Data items
== Segment start ==

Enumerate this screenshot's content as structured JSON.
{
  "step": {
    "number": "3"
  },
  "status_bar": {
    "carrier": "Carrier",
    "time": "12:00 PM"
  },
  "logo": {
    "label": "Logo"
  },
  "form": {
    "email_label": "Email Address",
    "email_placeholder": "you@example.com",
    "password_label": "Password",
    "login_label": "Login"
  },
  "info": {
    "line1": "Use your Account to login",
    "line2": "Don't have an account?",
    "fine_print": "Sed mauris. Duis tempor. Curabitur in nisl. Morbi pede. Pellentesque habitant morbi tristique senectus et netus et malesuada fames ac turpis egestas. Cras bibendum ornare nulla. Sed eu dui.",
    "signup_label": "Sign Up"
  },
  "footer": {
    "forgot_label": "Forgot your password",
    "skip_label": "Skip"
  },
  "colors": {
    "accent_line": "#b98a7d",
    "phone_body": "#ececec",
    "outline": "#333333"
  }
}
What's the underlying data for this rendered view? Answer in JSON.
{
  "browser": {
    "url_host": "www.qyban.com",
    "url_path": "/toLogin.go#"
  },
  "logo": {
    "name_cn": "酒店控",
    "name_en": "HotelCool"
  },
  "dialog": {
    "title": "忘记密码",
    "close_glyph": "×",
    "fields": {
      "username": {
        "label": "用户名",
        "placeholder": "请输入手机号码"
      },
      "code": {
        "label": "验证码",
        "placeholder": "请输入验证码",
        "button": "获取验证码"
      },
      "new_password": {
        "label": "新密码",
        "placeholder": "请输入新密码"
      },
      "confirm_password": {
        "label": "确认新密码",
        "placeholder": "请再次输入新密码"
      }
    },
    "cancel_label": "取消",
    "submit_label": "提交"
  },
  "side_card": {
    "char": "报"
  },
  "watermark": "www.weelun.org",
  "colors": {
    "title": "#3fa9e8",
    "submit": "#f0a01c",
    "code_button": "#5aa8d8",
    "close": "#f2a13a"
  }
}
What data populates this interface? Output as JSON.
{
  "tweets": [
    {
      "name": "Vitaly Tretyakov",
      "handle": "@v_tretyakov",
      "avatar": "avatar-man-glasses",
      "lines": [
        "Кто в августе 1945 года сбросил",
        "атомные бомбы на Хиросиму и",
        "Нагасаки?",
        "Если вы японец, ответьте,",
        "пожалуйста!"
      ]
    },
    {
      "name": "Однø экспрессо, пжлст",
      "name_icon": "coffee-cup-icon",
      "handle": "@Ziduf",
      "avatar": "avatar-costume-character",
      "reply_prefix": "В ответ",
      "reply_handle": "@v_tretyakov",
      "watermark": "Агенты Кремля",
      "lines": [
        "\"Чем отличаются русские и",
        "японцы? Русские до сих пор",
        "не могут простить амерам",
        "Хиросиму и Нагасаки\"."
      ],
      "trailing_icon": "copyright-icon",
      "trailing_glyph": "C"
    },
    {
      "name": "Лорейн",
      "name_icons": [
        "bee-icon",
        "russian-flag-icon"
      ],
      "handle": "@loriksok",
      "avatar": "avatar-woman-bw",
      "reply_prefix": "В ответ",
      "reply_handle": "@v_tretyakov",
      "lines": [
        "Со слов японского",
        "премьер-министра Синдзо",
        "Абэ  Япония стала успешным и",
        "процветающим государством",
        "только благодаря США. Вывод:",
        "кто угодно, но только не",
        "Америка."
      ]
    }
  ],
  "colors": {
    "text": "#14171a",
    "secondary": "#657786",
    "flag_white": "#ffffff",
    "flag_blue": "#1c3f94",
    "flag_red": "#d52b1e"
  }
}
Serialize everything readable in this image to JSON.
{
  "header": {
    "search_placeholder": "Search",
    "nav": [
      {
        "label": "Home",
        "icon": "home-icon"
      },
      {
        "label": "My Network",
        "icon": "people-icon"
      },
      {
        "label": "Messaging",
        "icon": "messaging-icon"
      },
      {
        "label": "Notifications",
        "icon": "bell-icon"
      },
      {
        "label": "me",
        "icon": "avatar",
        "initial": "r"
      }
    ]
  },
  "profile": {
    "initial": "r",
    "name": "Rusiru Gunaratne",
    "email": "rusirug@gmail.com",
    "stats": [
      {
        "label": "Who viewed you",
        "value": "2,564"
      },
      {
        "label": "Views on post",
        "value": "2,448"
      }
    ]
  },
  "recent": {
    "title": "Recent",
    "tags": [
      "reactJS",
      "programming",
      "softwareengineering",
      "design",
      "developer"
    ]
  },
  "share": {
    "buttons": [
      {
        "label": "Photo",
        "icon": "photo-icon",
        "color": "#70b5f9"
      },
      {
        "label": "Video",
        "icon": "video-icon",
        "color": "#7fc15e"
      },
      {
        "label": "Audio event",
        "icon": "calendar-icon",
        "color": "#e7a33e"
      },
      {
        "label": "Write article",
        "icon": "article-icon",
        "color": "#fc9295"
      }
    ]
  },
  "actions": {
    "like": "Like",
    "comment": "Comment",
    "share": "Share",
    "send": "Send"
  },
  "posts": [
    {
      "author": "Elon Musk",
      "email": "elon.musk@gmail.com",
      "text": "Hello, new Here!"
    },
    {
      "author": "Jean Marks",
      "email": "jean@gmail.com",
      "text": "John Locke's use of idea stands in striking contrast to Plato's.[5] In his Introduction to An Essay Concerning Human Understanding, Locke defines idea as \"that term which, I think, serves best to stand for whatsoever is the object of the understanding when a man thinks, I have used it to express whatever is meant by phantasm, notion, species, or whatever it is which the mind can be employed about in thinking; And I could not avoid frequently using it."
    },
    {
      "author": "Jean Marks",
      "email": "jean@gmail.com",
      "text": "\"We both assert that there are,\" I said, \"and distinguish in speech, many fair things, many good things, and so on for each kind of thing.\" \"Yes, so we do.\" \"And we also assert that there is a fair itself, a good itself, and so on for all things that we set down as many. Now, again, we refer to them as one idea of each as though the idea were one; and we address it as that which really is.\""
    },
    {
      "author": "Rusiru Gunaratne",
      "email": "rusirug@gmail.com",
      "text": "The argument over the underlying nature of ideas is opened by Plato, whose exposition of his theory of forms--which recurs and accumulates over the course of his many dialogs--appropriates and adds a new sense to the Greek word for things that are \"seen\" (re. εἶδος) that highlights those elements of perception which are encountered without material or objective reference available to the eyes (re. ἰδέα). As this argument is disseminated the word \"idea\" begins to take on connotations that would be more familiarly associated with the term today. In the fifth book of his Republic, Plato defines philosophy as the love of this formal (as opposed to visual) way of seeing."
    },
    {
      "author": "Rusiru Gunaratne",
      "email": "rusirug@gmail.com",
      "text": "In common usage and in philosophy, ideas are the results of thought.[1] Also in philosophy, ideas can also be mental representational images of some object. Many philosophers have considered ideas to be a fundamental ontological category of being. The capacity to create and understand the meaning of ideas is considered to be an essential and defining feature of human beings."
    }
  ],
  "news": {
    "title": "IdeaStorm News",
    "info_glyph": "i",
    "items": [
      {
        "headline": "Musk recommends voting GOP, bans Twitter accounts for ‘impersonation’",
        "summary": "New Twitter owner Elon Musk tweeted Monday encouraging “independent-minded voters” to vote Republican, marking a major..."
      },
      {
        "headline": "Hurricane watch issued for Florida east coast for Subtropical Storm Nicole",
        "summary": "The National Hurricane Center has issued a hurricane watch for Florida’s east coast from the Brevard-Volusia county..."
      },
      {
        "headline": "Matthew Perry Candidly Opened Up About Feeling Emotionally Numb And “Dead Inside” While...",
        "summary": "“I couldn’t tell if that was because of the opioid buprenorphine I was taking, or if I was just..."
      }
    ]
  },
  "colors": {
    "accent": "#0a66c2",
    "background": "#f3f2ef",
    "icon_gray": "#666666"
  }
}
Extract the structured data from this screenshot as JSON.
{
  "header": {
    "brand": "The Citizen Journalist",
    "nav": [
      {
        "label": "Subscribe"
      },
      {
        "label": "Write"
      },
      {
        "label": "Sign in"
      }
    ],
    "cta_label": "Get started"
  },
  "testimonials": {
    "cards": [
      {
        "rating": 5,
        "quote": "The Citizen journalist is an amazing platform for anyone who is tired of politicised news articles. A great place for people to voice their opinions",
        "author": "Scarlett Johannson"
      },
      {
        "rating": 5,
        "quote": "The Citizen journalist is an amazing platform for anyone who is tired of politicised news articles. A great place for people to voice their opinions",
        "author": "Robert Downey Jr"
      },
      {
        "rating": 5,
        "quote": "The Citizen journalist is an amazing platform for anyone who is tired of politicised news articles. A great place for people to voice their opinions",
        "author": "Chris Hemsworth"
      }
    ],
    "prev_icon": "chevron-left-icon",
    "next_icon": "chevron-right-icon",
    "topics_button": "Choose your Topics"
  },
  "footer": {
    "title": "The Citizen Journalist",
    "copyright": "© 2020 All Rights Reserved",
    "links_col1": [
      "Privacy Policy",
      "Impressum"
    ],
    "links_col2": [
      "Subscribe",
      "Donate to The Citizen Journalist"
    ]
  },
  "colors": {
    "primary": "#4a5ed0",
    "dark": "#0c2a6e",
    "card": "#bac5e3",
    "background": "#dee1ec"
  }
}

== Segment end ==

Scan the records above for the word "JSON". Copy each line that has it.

**EXERCISE RESULT**
Enumerate this screenshot's content as structured JSON.
What's the underlying data for this rendered view? Answer in JSON.
What data populates this interface? Output as JSON.
Serialize everything readable in this image to JSON.
Extract the structured data from this screenshot as JSON.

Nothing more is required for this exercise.